▶ _Problem details_: Among the entries, which lines carry the string "this"? Copy every one.

[Items from an interface collection]

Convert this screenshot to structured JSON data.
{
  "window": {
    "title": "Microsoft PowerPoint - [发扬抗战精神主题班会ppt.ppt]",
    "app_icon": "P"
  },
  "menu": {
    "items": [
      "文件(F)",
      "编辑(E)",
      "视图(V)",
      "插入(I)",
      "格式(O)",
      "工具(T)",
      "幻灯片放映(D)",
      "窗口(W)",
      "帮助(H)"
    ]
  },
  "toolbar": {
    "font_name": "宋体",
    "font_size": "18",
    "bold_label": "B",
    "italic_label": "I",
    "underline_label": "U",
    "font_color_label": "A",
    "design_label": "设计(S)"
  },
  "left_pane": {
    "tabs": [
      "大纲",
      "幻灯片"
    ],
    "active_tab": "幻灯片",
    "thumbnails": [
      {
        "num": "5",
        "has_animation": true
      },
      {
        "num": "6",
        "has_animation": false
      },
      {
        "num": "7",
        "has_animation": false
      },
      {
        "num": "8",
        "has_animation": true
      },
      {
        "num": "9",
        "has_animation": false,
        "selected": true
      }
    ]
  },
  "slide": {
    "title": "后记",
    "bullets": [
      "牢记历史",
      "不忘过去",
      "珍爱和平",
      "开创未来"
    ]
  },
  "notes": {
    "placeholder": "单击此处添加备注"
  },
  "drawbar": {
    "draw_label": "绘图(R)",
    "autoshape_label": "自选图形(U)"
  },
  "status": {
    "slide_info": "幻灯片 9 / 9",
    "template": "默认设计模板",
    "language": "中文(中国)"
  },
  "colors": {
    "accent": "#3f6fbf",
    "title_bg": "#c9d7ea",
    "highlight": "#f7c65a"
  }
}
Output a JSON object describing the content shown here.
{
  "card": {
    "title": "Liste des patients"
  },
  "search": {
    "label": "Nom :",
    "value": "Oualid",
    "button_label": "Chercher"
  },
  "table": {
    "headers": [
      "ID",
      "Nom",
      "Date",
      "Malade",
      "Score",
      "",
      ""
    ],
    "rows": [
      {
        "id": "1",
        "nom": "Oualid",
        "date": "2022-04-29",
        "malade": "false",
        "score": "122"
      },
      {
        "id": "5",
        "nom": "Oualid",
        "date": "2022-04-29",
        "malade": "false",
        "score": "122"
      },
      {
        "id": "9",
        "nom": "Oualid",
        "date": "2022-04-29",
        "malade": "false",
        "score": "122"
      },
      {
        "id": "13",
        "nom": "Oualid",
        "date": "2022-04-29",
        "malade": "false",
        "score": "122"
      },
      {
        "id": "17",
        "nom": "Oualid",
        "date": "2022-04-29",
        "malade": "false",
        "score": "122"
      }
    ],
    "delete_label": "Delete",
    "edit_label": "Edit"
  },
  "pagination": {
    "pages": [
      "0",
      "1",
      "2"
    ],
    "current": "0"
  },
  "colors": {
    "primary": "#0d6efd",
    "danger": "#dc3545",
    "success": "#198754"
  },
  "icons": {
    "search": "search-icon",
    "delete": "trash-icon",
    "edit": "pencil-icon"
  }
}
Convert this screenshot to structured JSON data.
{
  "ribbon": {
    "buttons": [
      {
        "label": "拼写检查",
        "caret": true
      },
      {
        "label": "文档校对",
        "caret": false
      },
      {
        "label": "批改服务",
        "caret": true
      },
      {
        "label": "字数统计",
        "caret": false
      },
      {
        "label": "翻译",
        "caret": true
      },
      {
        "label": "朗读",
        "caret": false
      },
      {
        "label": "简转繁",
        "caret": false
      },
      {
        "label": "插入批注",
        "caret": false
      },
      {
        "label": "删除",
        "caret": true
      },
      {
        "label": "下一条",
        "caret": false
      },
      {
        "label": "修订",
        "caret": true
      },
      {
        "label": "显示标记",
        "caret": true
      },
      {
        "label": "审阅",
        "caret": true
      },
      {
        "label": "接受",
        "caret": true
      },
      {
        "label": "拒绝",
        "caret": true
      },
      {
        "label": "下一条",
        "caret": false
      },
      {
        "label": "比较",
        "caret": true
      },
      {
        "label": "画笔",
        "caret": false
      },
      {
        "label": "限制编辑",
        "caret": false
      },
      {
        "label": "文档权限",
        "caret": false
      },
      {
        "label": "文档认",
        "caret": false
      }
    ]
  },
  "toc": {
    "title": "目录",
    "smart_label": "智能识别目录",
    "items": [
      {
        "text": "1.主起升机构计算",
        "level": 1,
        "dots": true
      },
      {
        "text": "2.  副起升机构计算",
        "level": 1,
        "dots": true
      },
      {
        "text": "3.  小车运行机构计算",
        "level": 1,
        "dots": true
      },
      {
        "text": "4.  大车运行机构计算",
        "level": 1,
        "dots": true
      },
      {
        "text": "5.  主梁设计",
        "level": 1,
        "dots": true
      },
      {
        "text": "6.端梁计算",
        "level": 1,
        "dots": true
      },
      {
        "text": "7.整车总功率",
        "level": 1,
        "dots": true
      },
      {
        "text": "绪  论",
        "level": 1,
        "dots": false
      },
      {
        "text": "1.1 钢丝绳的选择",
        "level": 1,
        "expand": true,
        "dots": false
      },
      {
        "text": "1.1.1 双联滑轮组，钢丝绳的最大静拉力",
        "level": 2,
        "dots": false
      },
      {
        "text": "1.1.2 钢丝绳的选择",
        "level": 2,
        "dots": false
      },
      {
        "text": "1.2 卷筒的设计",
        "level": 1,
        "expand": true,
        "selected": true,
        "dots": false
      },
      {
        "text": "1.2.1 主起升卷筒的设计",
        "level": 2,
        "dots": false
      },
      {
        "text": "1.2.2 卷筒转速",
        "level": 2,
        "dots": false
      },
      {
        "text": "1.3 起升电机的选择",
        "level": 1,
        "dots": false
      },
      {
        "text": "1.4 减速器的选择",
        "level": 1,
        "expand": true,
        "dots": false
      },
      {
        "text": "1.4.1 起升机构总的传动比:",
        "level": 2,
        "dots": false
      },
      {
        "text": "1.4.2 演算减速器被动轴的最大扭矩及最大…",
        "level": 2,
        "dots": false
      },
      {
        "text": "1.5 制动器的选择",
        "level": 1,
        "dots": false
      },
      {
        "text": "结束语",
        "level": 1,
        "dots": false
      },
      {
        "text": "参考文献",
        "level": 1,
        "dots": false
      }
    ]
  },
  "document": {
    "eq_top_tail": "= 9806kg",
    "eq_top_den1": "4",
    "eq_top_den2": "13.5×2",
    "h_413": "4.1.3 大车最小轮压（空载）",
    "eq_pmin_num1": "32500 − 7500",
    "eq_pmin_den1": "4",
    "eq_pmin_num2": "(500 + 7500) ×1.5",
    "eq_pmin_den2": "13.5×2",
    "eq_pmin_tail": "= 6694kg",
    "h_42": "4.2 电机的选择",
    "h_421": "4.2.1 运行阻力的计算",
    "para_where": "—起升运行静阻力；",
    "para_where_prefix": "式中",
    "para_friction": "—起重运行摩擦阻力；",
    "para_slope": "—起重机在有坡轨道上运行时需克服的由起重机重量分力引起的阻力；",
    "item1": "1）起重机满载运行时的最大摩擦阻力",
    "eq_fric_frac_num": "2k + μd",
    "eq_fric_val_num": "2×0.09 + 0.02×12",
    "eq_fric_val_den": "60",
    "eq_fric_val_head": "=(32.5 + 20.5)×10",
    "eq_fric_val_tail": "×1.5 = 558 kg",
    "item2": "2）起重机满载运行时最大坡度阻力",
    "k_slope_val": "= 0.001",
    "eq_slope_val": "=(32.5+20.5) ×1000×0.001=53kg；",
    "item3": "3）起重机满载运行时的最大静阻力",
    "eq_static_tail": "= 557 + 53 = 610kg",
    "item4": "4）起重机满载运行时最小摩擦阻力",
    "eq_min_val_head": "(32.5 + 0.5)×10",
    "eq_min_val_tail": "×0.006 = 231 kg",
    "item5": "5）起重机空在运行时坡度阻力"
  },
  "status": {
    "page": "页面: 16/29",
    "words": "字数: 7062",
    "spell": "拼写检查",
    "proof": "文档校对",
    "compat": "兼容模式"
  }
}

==

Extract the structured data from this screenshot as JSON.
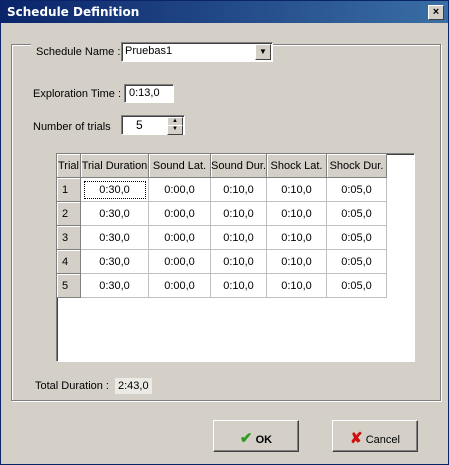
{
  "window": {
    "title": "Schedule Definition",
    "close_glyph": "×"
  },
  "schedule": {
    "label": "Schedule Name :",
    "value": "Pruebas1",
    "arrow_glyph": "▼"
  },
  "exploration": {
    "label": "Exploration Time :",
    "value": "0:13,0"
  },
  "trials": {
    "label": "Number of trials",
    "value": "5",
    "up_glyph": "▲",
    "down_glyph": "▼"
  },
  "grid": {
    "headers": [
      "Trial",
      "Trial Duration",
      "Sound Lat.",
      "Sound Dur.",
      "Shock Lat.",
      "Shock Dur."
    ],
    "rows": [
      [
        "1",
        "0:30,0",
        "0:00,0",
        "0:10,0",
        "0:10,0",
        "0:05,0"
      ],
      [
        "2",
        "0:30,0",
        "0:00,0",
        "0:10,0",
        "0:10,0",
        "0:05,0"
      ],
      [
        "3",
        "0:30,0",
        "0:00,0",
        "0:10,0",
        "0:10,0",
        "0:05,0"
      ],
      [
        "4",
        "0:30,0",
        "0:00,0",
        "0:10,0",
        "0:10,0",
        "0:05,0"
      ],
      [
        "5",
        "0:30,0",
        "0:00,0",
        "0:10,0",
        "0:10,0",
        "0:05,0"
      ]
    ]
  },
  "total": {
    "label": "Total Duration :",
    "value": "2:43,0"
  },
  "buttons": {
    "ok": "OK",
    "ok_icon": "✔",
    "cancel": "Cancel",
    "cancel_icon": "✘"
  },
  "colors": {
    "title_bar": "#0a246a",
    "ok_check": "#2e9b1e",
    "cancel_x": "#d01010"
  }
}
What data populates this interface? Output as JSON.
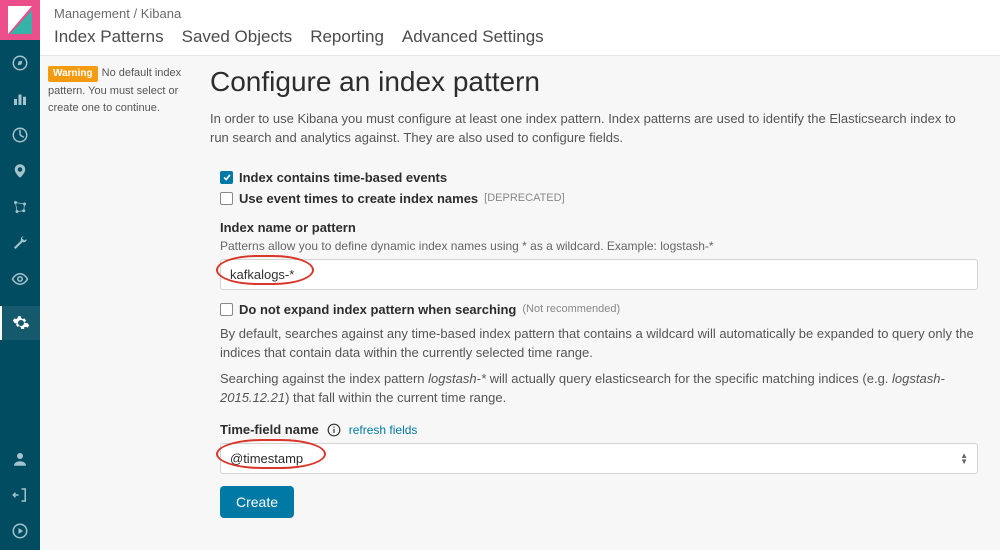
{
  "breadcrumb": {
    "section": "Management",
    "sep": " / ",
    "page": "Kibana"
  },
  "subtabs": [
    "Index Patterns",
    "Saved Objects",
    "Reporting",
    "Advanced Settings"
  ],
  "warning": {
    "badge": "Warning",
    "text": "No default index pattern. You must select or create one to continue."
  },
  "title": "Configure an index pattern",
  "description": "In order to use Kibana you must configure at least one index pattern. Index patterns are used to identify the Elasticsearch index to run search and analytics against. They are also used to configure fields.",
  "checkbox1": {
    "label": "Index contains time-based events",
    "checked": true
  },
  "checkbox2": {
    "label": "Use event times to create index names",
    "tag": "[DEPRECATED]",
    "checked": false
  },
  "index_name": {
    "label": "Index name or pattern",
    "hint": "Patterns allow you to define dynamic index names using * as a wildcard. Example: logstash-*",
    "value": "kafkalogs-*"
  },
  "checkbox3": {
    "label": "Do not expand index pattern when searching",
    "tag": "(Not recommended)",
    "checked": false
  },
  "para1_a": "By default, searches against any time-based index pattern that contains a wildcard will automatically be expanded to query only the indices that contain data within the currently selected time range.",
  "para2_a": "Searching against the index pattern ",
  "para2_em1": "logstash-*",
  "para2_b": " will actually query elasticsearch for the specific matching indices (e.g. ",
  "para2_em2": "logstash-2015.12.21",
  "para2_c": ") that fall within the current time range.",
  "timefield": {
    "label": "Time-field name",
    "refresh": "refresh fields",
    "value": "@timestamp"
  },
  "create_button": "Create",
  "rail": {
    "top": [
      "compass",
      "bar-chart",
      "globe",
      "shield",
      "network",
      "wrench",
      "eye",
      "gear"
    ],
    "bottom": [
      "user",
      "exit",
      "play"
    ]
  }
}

▶ _Reply_:
Convert this screenshot to structured JSON data.
Convert this screenshot to structured JSON data.
Extract the structured data from this screenshot as JSON.
What data populates this interface? Output as JSON.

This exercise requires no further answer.